Bogus Comparison Between Detroit In 1990 And Silicon Valley In 2012
from the apples-and-tomatoes dept
I’ve seen a few folks discussing a slide that was apparently part of a SXSW presentation, comparing Detroit in 1990 vs. Silicon Valley in 2012, with the crux of the argument being that while Silicon Valley has created plenty of value, it hasn’t created jobs like Detroit did. Here’s one version I saw from WSJ columnist Geoffrey Fowler:
— Geoffrey Fowler (@geoffreyfowler) March 8, 2014
Not only that, but the type and quality of the jobs created by Silicon Valley today are likely to be much better than the grunt factory work that dominated Detroit. The internet has given more people control over their own jobs and careers, as opposed to becoming just a cog in the automaking machine, that left few options for employees in that industry. Furthermore, by 1990, Detroit was already in decline, its heyday having come decades earlier. By 1990, Detroit had been seriously eroded by competition from abroad (largely Japanese, but also from Germany and elsewhere), and we were talking about giant companies that were slow to react and change, and whose large employee bases were actually a lot more of a liability in innovating and keeping up with the times.

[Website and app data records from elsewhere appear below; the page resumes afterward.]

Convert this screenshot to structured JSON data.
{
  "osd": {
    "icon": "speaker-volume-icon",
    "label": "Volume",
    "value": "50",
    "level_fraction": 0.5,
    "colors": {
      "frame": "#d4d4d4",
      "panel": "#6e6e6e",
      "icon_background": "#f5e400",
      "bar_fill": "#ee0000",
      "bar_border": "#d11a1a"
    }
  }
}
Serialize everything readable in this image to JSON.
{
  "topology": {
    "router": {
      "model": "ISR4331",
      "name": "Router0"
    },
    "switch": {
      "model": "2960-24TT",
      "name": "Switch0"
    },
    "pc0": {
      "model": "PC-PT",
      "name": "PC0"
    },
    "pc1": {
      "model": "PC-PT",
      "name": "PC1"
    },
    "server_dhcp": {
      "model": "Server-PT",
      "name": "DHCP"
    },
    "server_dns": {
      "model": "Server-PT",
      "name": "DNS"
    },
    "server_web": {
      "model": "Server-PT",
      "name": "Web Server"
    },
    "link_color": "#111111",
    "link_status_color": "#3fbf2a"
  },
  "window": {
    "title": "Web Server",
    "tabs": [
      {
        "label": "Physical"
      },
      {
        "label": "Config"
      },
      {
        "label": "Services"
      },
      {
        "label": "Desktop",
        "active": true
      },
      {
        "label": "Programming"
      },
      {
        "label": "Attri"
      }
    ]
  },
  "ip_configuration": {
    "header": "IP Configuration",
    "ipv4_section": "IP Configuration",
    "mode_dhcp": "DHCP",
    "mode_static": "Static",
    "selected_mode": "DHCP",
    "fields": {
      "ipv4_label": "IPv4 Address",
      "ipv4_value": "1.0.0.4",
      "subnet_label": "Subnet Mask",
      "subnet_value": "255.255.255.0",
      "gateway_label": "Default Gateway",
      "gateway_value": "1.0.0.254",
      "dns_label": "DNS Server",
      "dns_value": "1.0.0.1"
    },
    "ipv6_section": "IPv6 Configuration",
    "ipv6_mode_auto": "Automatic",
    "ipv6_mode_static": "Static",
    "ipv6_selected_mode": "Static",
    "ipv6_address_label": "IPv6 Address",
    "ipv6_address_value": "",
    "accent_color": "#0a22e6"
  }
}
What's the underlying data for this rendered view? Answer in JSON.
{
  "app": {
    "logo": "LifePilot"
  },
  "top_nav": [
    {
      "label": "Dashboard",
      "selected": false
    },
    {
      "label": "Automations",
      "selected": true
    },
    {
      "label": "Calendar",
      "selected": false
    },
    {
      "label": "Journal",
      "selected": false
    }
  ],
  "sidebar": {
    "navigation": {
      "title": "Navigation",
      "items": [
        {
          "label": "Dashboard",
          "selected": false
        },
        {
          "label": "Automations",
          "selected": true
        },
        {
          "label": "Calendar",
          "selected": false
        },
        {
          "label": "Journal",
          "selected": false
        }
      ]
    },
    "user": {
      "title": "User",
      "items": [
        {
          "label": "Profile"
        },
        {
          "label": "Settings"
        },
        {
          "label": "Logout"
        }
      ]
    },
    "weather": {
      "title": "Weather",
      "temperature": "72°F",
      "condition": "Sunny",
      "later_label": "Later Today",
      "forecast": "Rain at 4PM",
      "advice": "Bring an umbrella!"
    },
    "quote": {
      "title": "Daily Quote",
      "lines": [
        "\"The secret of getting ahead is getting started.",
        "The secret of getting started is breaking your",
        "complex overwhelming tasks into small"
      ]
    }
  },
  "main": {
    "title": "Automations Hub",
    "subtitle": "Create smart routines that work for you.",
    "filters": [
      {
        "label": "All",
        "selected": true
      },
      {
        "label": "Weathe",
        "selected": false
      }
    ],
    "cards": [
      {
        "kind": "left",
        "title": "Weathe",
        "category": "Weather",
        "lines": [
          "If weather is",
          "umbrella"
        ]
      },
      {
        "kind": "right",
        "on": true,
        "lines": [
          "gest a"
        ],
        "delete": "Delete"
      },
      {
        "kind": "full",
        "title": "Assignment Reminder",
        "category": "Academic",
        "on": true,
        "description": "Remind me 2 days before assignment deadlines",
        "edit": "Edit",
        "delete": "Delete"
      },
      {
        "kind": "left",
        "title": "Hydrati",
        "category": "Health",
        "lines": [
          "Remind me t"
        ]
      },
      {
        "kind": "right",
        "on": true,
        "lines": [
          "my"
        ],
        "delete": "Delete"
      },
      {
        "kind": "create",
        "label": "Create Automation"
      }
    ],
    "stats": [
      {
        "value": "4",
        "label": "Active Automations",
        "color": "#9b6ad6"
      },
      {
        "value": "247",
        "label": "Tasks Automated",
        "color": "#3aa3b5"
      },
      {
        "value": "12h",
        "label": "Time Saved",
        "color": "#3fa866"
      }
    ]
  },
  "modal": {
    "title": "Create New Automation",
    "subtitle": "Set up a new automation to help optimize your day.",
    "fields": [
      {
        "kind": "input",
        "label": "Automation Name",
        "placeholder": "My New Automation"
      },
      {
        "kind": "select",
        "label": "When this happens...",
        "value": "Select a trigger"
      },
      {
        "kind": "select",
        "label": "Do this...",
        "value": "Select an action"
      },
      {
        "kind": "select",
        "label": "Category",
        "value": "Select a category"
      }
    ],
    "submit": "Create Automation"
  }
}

We’ve discussed in the past the paradox of job creation, highlighting that innovative companies often look like they’re “destroying” jobs, because they take down lumbering, slow, legacy industries that have failed to innovate, but that employ tons of people in inefficient and often unnecessary jobs. Upfront, that looks like a job loss, but the innovation often creates new opportunities, new efficiencies and different (and frequently) better job options. There are some very real concerns for those who are not able or qualified to make the shift from one to the other — and that’s something that needs to be addressed. But to simply compare these two cases as if they were apples and oranges is horribly misguided.